Whenever a line contains the string "Autolycus", copy it out of the entries.

- Recorded data:
◆ ◆ ◆

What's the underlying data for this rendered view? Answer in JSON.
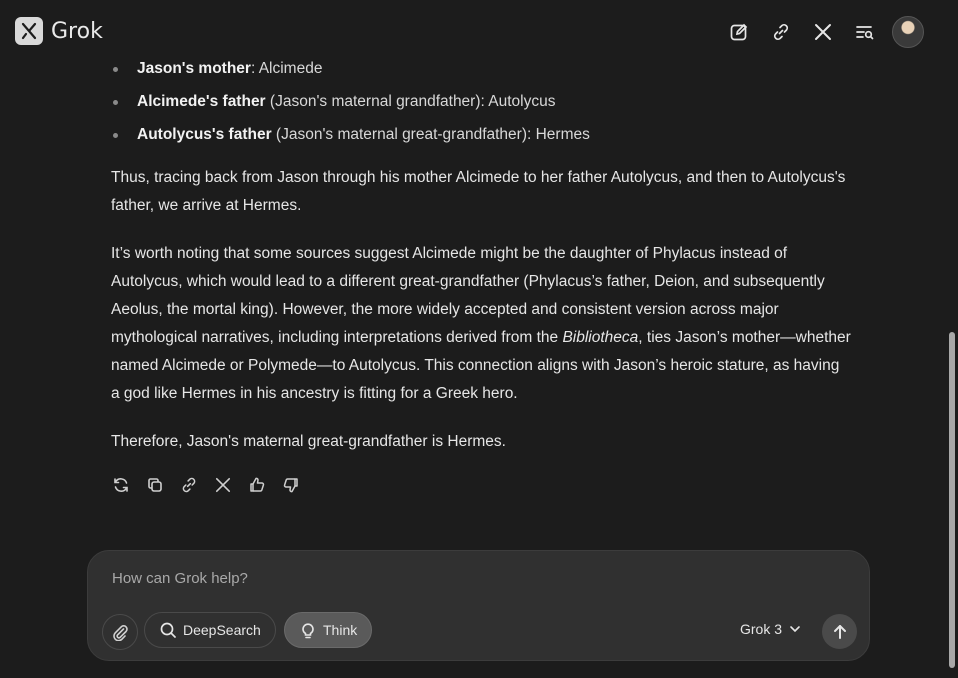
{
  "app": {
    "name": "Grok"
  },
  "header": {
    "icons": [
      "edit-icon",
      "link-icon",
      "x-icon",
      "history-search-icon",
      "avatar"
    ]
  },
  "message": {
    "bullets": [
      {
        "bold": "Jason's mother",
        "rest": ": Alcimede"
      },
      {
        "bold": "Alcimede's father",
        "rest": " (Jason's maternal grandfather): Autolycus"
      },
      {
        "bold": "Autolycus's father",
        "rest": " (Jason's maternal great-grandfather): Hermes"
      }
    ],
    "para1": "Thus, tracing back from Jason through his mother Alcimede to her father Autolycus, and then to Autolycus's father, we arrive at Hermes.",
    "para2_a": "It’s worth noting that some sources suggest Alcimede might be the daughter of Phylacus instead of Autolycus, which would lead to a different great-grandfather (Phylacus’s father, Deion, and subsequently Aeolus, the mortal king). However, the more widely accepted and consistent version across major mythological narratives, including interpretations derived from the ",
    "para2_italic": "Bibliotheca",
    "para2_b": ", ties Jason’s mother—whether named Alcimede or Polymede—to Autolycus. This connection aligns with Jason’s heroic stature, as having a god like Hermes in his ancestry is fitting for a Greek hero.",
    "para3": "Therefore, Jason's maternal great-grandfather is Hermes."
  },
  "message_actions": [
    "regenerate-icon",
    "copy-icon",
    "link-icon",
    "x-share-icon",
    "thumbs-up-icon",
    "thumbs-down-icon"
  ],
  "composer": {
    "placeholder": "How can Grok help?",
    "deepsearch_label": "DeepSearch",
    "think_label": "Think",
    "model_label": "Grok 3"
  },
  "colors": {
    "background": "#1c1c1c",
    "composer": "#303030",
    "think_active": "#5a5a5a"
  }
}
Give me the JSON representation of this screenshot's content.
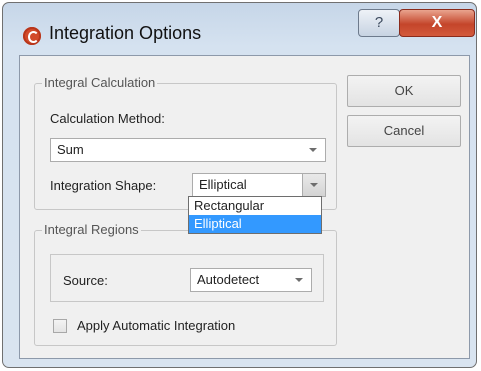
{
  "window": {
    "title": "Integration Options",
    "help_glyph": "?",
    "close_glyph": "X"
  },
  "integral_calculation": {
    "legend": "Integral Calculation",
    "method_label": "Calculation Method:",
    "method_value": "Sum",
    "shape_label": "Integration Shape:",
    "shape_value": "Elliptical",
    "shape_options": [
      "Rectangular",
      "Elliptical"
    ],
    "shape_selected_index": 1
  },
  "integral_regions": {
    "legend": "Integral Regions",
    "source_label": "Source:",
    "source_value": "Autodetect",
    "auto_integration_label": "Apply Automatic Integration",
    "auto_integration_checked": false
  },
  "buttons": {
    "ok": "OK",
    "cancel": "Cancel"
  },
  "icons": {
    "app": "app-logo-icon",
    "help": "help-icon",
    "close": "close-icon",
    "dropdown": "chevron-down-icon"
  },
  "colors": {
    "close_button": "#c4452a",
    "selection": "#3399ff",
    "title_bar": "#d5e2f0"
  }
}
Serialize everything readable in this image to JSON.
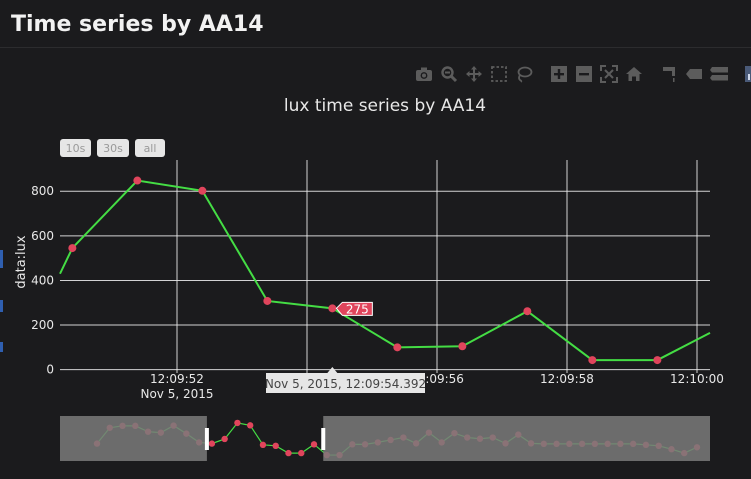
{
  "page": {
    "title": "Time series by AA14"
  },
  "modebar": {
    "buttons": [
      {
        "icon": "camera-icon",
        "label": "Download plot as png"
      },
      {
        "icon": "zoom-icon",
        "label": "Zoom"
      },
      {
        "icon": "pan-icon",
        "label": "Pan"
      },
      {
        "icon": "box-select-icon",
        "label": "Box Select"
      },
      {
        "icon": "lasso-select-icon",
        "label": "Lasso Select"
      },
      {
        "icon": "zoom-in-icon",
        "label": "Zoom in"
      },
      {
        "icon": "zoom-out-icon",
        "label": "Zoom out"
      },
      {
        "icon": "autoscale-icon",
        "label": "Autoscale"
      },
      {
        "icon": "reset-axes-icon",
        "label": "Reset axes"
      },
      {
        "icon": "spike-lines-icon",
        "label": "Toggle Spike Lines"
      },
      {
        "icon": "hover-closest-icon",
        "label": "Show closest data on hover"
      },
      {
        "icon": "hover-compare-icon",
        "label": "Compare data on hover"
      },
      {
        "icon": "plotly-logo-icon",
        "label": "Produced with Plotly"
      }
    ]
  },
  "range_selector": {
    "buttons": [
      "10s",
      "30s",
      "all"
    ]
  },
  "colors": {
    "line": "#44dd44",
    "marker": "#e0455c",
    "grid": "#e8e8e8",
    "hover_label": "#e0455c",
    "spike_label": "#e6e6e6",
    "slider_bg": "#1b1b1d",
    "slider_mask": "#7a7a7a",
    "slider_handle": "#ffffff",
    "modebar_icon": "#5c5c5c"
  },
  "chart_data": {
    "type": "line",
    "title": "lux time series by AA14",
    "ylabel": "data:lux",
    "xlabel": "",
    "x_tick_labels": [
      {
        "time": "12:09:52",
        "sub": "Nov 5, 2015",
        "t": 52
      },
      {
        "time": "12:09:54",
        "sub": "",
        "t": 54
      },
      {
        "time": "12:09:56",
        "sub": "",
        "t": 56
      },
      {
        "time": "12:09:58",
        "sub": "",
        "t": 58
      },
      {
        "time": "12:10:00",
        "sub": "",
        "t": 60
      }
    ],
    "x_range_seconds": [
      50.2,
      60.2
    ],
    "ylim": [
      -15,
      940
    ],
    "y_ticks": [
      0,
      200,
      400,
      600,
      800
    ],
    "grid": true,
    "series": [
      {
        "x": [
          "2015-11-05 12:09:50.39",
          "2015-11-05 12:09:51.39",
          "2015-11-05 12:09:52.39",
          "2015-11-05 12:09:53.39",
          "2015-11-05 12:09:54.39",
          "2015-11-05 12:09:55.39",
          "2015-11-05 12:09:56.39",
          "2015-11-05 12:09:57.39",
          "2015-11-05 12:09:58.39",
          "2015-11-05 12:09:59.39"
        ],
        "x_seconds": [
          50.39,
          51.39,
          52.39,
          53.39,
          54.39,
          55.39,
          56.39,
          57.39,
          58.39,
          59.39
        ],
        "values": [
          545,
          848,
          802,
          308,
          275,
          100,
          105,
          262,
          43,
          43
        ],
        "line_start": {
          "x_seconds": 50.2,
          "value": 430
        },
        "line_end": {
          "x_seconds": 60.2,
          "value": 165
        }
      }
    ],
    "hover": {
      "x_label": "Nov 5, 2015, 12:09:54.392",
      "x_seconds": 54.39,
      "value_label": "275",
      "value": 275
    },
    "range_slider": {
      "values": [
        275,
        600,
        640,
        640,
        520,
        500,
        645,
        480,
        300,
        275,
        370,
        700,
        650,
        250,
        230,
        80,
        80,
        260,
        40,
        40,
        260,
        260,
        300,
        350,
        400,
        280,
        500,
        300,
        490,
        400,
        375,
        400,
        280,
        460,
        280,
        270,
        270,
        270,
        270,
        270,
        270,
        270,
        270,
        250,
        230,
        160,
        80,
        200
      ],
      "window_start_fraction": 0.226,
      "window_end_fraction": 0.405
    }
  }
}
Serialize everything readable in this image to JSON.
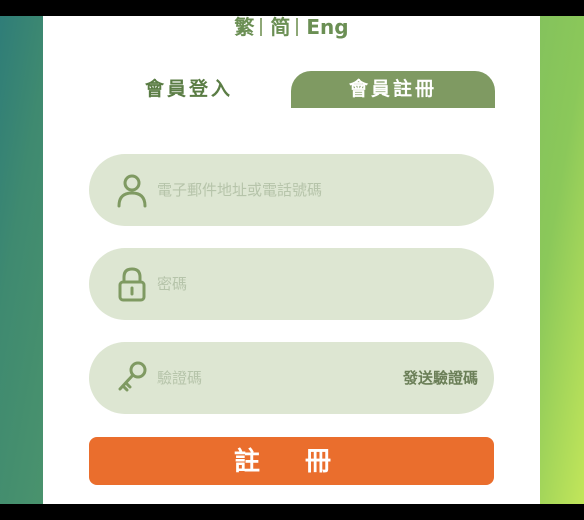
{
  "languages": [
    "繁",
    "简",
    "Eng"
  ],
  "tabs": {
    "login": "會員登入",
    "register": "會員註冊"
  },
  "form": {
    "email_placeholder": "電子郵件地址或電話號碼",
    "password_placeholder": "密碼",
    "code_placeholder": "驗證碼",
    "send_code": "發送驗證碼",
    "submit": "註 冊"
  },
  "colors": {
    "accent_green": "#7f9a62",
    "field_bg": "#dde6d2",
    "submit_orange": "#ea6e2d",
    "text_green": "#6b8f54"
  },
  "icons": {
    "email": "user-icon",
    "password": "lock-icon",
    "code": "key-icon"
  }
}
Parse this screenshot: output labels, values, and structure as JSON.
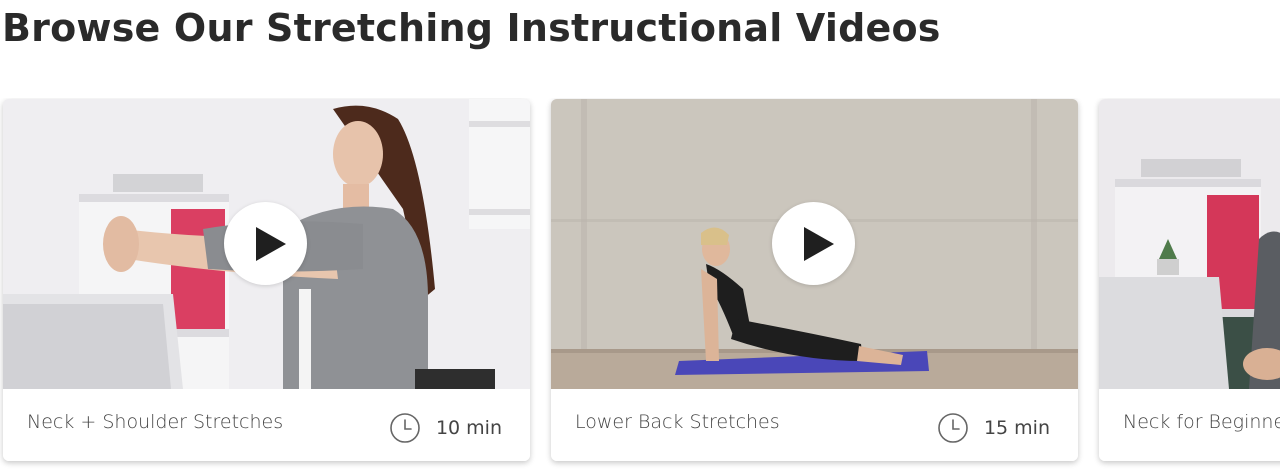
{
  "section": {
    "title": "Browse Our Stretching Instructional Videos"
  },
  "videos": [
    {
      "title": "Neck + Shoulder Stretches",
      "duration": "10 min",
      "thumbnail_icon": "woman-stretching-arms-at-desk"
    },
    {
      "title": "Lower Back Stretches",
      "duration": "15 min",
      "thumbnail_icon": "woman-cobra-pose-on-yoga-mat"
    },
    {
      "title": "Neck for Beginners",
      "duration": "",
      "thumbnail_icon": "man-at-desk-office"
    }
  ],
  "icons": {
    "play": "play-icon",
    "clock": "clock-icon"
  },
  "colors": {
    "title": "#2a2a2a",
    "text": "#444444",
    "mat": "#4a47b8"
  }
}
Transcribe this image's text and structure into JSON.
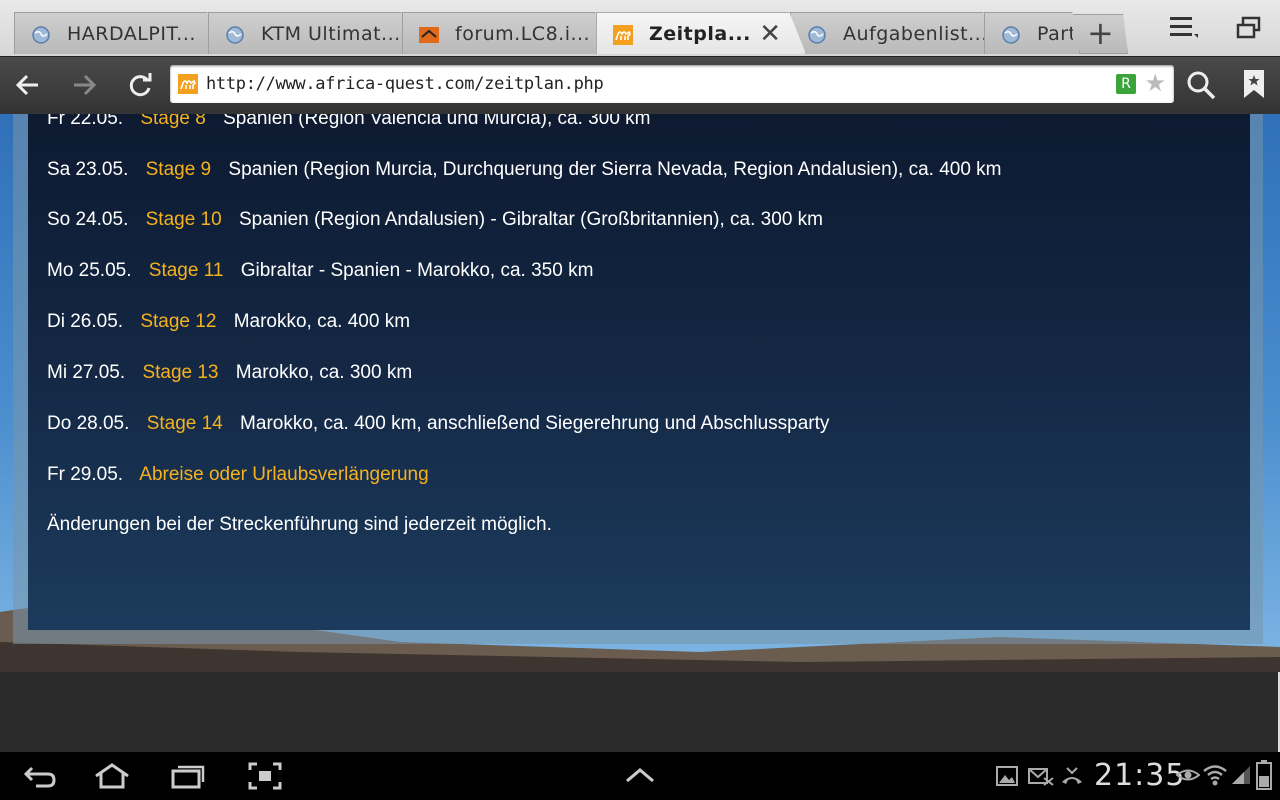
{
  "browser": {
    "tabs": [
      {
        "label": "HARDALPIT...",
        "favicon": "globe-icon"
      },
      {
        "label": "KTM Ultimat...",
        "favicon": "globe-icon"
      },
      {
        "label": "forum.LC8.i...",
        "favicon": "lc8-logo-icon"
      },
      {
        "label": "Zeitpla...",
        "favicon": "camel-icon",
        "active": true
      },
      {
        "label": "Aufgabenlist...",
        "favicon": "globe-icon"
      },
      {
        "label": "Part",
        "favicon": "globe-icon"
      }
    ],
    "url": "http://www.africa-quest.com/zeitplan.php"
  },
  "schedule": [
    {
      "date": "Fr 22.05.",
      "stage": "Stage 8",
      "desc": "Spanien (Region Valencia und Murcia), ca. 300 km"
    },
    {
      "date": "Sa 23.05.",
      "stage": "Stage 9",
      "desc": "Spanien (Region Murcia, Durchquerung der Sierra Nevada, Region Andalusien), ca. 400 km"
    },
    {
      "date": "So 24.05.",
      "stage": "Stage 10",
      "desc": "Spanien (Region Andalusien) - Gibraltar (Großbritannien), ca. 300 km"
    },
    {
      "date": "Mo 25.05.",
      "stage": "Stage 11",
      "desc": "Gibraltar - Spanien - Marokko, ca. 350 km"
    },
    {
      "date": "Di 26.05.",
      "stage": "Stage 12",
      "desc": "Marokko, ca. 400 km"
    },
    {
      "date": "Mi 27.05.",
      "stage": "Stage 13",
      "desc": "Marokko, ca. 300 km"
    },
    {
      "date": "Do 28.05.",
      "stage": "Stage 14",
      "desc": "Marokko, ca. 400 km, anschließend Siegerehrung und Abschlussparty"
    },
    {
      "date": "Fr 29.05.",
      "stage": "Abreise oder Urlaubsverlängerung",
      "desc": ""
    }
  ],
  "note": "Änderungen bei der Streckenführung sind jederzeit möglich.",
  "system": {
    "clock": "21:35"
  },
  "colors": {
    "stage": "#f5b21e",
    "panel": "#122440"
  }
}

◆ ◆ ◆

- Written response:
        "rest": " (Jason's maternal grandfather): Autolycus"
        "bold": "Autolycus's father",
    "para1": "Thus, tracing back from Jason through his mother Alcimede to her father Autolycus, and then to Autolycus's father, we arrive at Hermes.",
    "para2_a": "It’s worth noting that some sources suggest Alcimede might be the daughter of Phylacus instead of Autolycus, which would lead to a different great-grandfather (Phylacus’s father, Deion, and subsequently Aeolus, the mortal king). However, the more widely accepted and consistent version across major mythological narratives, including interpretations derived from the ",
    "para2_b": ", ties Jason’s mother—whether named Alcimede or Polymede—to Autolycus. This connection aligns with Jason’s heroic stature, as having a god like Hermes in his ancestry is fitting for a Greek hero.",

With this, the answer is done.